“First of all, the national team is something for an older coach. For someone with more experience. I did not start this profession with the idea of ​​becoming a national coach. That came later. Everyone thinks it is the best job you could get, but at the right time and not at the start of your coaching career. Marco van Basten and Frank Rijkaard are the exceptions, who also did well. But then again, they are the exceptions. There are so many things that come your way in this position that you do not experience during the course. As a national coach, I have therefore become even more of a manager. There must be unity and everyone must feel involved. Not just the players. After January 1, I will again manage 55 people and 35 players. Before the selection arrives, I always convene a meeting with my staff of thirty people. From the cook to the equipment man. To make it clear to them that they too influence performance. Furthermore, in addition to all the trainers and physios, I also have someone who looks very specifically at the process between trainer and team with the eyes of a trainer. I especially want to say that in top football it is not just a matter of technique and tactics for a coach. In any case, it extends further than being a trainer, while as a coach you are ultimately also forced, in addition to the match, to make the right choices as a manager for the process outside the dressing room.”

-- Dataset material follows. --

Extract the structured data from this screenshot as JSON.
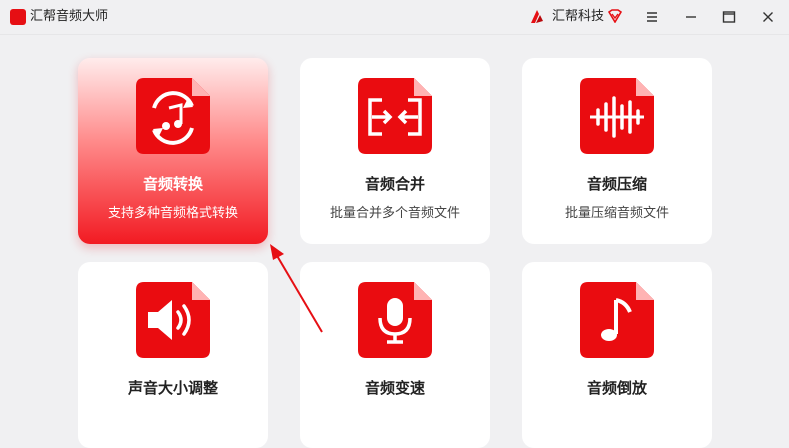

To what extent should the Dutch national team reflect how football is played in the Premier League? Especially now that Louis van Gaal is opting for the 5-3-2 system for the World Cup. 

“I'm not that strict about it. A system is all well and good, but it's about the attitude. And what is a system anyway? Is the Dutch School a system or is it the intention to want to be dominant, that we have possession of the ball up front instead of waiting, applying freedom of positions and putting pressure on the opponent? I think that is the Dutch School. So not necessarily the 4-3-3 system, but playing the spaces in which the systems intermingle. With the 4-3-3 as a basis, in which players have the freedom to vary. Based on high technical skills, being able to play football in a dominant manner and dealing with space.”

Who mainly shaped top coach Ronald Koeman?

“That of course starts with my father (former professional footballer Martin Koeman; ed.), who gave both my brother Erwin and me insight into what you need to do to get the most out of your career. Also by keeping both feet on the ground and always remaining critical. In our house it was never about how good we were, always about what we could improve. An attitude that is necessary to compete at the top. After that I was mainly influenced by Johan Cruijff. Because of his way of playing and how he functioned as a coach. Moreover, he always provided challenges. You could never tell from Johan that he was panicking, even when we were 0-2 behind. Because if he had doubts, the players would also doubt. So Johan never had any doubts. If you see that the management always has control over itself, then that comes across very well to a player. I also included Guus Hiddink's people management in my package. Make sure you have a bond with your players, that you always give important players more attention and give them the feeling that they matter in the entire process.”